▶ **What you have to do**
Would you restate all the data that follows, word for word?
== Material provided ==
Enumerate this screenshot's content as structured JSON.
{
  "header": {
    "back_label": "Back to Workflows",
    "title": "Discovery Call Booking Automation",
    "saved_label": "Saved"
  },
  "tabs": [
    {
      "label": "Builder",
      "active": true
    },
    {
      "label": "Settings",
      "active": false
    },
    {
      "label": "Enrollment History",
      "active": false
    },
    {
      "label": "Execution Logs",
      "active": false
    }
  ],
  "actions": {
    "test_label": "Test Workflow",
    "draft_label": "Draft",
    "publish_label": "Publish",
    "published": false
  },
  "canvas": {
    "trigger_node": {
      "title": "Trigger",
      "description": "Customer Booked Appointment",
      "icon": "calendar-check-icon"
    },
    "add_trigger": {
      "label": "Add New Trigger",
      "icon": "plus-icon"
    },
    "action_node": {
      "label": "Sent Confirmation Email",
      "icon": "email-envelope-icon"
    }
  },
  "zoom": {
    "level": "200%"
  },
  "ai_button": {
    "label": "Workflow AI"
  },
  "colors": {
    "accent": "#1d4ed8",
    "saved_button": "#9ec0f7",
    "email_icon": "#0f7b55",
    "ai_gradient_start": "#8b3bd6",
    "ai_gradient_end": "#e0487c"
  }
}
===
▶ **Answer box**
Enumerate this screenshot's content as structured JSON.
{
  "header": {
    "back_label": "Back to Workflows",
    "title": "Discovery Call Booking Automation",
    "saved_label": "Saved"
  },
  "tabs": [
    {
      "label": "Builder",
      "active": true
    },
    {
      "label": "Settings",
      "active": false
    },
    {
      "label": "Enrollment History",
      "active": false
    },
    {
      "label": "Execution Logs",
      "active": false
    }
  ],
  "actions": {
    "test_label": "Test Workflow",
    "draft_label": "Draft",
    "publish_label": "Publish",
    "published": false
  },
  "canvas": {
    "trigger_node": {
      "title": "Trigger",
      "description": "Customer Booked Appointment",
      "icon": "calendar-check-icon"
    },
    "add_trigger": {
      "label": "Add New Trigger",
      "icon": "plus-icon"
    },
    "action_node": {
      "label": "Sent Confirmation Email",
      "icon": "email-envelope-icon"
    }
  },
  "zoom": {
    "level": "200%"
  },
  "ai_button": {
    "label": "Workflow AI"
  },
  "colors": {
    "accent": "#1d4ed8",
    "saved_button": "#9ec0f7",
    "email_icon": "#0f7b55",
    "ai_gradient_start": "#8b3bd6",
    "ai_gradient_end": "#e0487c"
  }
}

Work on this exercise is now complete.